There’s little doubt the Internet has helped boost business across a wide range of industries. From advertising and customer engagement to online retail, the Internet can be credited as the best employee at companies everywhere.
One exception, however, has been at car dealerships. While the digital age has improved profit margins in many industries, car dealerships are finding that the Internet has actually been working against them in more ways than one. In fact, 2014 marked the third consecutive year that net pretax profit at new-car dealerships remained unchanged at 2.2%.
How are car dealership profit margins becoming stale while so many other industries are seeing substantial booms? In short, the Internet provides more information to car shoppers. And armed with this wealth of knowledge, consumers are now beating car salesman at their own game. Let’s examine how car dealerships can better protect their gross margin profitability in a more Internet-centric market.
When your used car inventory needs to be re-stocked, there are only so many places you can turn for quick, cost-efficient cars. Whether your dealership’s turnover is greater than projected or you’re having a hard time closing trade-ins, you need a reliable source of pre-owned inventory to meet your goals. If you’ve ever been in this situation, you’ve probably relied on a wholesale auction to fill in those empty spaces on your lot.
If you work at a car dealership in 2016, you’re in a good place. The most recent NADA Data Report says that “the past six years have been the longest period of new-vehicle sales growth since the 1920s,” and this year’s outlook shows the trend continuing.
Here are some of the milestones attached to that assessment:
- Total dealership revenue across all stores in the US reached a new high of $862 billion in 2015, a 6.9 percent increase over 2014.
- Franchised new-car dealerships sold more than 17.3 million new cars and light trucks.
- Average selling price of a new car/light truck: $33,419 (2.5 percent increase over 2014)
- Average selling price of cars from used vehicle inventory: $19,397 (2.9% increase over 2014)
Perhaps more exciting than growth for the auto industry is growth for local economies. Almost 150 new dealerships opened in the past year, and more than 1.1 million people were on a car dealership’s payroll. That’s a 4.3 percent increase over 2014. Dealerships employed 67 people on average last year.
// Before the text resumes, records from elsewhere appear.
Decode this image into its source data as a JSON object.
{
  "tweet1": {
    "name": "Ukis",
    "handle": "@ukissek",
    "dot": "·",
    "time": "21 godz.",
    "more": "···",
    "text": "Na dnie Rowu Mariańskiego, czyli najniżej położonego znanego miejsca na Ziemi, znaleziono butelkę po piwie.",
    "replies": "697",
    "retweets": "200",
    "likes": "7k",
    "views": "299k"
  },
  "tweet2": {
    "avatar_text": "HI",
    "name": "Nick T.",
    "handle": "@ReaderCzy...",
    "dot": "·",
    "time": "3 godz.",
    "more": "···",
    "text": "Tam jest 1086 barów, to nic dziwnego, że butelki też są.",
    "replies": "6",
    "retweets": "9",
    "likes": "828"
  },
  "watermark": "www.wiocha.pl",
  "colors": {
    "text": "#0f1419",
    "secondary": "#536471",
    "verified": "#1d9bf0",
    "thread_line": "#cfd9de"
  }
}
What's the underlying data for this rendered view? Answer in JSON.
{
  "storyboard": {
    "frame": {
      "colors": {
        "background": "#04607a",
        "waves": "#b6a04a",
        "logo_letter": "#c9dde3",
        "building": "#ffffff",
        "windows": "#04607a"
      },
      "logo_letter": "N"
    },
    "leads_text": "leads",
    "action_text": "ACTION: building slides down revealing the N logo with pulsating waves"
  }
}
These numbers are compelling, and they say good things about the health of the auto industry overall, but we know that dealers are always looking to do better. Where is the next big opportunity?